All of these nonverbal forms of communication occur naturally when we speak to people. We use every single one of these nonverbal communication tactics, and it enhances and influences the messages or ideas we verbally communicate with people. Being aware of how you use your nonverbal body language can help you to utilize it in a more effective way.
How to Utilize Nonverbal Communication
If you want to take your communication to the next level when you’re engaging in small talk, you should consider utilizing nonverbal communication. You may find yourself saying one thing verbally, but your nonverbal communication portrays something different. You want to be able to use your body language to emphasize and add on to the message that you want to get across.
Positive Body Language
If you want to work toward utilizing body language to improve your communication, you should know how to make the most of positive body language.

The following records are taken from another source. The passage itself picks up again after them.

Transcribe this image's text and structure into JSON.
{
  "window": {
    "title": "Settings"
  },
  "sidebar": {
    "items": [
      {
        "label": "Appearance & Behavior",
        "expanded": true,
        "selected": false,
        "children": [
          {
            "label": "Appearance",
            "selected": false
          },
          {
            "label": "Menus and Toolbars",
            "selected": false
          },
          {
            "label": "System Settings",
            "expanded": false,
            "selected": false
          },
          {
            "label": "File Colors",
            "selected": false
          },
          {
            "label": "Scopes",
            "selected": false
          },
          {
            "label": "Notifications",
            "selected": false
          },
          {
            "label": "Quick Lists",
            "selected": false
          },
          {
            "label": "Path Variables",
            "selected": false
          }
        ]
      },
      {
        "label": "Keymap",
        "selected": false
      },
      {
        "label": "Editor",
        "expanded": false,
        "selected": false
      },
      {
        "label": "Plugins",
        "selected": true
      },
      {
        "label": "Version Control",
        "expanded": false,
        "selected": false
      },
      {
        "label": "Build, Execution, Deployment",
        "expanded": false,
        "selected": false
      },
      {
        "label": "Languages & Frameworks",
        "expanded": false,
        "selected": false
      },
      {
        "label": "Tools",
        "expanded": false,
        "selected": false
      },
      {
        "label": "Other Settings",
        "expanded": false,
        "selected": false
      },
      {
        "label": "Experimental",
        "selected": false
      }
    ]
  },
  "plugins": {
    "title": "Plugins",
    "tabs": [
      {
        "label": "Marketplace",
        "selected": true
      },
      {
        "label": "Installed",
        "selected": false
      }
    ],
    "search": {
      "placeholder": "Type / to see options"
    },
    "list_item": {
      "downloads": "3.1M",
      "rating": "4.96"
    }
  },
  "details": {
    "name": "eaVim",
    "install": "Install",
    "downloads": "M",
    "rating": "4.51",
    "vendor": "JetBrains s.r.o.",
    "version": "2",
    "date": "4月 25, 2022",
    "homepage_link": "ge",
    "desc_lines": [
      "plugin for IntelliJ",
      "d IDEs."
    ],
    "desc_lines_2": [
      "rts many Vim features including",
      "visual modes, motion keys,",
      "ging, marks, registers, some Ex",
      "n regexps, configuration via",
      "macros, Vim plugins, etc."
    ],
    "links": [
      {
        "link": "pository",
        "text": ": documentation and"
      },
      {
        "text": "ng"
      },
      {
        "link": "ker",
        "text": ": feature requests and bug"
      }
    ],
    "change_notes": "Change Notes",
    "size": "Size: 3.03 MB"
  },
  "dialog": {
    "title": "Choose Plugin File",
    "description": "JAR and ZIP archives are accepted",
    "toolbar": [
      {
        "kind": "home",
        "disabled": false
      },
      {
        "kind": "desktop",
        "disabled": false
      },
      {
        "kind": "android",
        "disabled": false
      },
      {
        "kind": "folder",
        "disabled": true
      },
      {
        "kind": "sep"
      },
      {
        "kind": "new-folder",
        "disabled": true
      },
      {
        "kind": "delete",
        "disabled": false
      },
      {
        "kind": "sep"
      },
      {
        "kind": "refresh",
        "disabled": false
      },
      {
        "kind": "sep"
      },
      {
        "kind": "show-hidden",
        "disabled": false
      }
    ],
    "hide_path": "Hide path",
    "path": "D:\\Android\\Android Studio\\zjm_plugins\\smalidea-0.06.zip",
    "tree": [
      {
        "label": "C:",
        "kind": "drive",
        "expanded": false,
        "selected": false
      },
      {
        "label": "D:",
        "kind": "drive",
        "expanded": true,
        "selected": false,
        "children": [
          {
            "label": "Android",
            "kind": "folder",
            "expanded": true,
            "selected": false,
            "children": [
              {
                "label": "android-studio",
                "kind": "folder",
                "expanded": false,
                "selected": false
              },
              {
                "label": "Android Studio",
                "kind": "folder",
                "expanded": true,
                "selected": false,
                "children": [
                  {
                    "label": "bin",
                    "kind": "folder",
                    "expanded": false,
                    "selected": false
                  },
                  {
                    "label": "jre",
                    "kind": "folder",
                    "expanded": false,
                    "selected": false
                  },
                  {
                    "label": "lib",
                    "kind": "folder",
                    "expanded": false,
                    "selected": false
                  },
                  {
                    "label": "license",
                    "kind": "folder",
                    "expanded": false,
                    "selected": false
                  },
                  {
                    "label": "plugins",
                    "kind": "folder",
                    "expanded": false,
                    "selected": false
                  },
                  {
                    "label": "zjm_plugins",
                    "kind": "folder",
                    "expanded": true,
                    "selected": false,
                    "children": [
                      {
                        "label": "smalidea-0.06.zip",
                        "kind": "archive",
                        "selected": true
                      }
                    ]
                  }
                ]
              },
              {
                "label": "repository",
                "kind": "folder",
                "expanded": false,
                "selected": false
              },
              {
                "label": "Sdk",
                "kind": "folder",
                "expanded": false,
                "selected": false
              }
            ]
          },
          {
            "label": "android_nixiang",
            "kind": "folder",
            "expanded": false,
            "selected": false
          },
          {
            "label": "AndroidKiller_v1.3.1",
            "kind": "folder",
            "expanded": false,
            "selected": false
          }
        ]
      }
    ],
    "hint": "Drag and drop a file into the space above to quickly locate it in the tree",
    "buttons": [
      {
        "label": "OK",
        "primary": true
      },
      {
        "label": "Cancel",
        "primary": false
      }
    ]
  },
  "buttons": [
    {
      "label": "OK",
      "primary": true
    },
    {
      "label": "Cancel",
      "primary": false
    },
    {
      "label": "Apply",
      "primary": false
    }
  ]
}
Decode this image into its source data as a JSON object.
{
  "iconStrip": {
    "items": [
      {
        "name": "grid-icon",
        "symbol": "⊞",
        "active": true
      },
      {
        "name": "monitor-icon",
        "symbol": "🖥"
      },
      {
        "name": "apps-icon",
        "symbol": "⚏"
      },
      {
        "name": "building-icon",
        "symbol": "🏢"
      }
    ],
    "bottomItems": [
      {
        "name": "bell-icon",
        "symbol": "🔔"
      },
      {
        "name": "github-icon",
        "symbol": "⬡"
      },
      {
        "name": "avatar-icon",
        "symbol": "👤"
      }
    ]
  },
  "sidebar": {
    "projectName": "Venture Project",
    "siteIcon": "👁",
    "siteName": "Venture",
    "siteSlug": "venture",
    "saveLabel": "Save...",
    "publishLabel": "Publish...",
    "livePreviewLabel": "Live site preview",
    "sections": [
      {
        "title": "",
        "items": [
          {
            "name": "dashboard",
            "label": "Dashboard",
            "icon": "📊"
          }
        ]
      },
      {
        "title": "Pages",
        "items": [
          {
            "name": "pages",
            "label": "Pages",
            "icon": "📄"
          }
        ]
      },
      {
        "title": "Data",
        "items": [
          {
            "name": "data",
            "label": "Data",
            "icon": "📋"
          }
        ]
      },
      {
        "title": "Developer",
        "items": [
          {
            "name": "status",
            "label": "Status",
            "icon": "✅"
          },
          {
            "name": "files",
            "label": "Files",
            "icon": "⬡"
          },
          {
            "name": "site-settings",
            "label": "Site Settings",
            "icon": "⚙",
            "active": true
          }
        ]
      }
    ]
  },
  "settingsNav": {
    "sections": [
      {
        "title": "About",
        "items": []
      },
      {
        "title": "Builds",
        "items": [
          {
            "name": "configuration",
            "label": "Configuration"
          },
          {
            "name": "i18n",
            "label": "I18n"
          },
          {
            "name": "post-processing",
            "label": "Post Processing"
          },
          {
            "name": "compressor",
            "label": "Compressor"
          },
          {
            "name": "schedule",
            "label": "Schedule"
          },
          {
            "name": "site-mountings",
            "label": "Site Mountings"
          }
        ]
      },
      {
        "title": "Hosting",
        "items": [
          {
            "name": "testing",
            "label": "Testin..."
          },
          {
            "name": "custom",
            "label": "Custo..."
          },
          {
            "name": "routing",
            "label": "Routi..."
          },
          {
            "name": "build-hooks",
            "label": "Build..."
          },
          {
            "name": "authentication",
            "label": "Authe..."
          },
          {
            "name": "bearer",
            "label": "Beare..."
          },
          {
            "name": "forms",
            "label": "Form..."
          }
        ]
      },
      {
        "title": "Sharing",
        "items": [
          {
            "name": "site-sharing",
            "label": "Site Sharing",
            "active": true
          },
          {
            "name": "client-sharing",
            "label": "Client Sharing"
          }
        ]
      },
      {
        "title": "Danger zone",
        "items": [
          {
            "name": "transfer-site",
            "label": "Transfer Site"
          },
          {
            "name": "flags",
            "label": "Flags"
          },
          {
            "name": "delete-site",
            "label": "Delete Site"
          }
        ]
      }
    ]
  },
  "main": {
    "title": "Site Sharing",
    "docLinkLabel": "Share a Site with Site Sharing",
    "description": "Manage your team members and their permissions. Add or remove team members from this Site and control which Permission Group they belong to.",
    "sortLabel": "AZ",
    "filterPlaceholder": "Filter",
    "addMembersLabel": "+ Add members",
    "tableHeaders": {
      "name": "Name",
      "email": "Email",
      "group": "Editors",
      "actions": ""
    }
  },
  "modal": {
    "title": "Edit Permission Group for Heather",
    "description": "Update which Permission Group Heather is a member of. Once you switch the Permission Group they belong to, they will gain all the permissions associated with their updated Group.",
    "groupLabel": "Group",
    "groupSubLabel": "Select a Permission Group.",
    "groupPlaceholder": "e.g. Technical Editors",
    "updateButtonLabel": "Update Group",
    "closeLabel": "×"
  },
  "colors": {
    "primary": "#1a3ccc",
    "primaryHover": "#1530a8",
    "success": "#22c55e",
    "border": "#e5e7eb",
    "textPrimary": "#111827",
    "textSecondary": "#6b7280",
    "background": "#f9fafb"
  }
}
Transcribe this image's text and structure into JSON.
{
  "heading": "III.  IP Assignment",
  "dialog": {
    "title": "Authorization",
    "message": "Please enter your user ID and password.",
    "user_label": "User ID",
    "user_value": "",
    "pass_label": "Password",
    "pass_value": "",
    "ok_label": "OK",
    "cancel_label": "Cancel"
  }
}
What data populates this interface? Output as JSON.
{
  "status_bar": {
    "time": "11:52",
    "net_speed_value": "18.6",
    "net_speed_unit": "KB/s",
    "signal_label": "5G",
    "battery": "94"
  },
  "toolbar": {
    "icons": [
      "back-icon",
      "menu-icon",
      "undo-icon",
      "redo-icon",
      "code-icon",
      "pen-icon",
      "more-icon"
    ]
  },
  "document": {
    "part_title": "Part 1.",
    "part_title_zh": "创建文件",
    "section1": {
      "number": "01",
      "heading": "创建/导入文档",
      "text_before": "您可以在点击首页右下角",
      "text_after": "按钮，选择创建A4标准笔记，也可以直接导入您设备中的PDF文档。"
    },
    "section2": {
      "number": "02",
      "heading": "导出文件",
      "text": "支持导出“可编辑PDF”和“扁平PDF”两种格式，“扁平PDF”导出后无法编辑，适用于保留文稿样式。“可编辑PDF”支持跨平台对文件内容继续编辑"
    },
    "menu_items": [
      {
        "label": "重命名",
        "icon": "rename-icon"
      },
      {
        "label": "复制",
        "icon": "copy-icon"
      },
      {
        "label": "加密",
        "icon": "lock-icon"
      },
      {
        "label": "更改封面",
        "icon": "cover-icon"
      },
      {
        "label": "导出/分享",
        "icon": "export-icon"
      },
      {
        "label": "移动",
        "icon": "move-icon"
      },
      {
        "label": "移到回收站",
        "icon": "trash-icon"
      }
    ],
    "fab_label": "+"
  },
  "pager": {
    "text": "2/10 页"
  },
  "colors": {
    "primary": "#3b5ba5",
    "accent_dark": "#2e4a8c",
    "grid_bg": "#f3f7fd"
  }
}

There is a way for you to positively portray yourself by merely using the right type of body language. You may be wondering how on earth you can portray positive energy with the use of your body, but the answer is actually quite simple.
By opening up your body, using space wisely, and giving the right facial expressions, you can exude a more positive energy. Positive body language may be something you’ve never actively noticed before, but that doesn’t mean it hasn’t had an influence on your behavior before.
The SOFTEN Technique
One way you can work on displaying more positive body language is by utilizing the SOFTEN technique. This technique can remind you to be more positive and friendly to others as you speak to them. It can be so easy to forget about your mannerisms and facial expressions, which may make you appear in a way you never intended. When you find yourself forgetting how to express yourself nonverbally, you should consider the SOFTEN technique, which stands for the following:
- Smile: A simple smile can go a long way when you’re trying to make a good impression. When you smile at someone as you talk to them, it makes you appear friendlier and softer.
- Open posture: You should then consider what your posture is like at that moment. Are you slouched and closed off? If you notice that you are, you should work on opening your posture so that you can appear more welcoming.
- Forward lean: If you’re trying to get closer to the person you’re speaking to, don’t be afraid to get close to them. By appropriately leaning forward, it shows you’re more engaged in the conversation. When using this body language, ensure the other person is comfortable and happy; you don’t want to invade someone else’s personal space.
- Touch: Using touch effectively within your conversation to emphasize your point can be quite effective, e.g., giving them a tap on the shoulder, hugging them, or giving them a pat on the back. As with leaning forward, you need to be able to know when it’s appropriate to touch the person you’re talking to. If they are uncomfortable with being touched, avoid doing it.
- Eye contact: Eye contact is a valuable way to show someone you’re present in the moment. When we give eye contact to the people we’re speaking to, it shows that we’re focused on them and the conversation at hand. Different forms of eye contact can also communicate different things to people. For example, you may give a flirty glance to your crush that you want to have a date with.
- Nod: You’re in a conversation with someone, you’re listening to every word they’re saying, and you want to find a way to show them that you’re attentively listening to them. A great way to show that you’re engaged and focused on what someone has to say is by nodding your head as they speak. Using nods can also signify other forms of communication that are often positive, such as greeting and agreeing.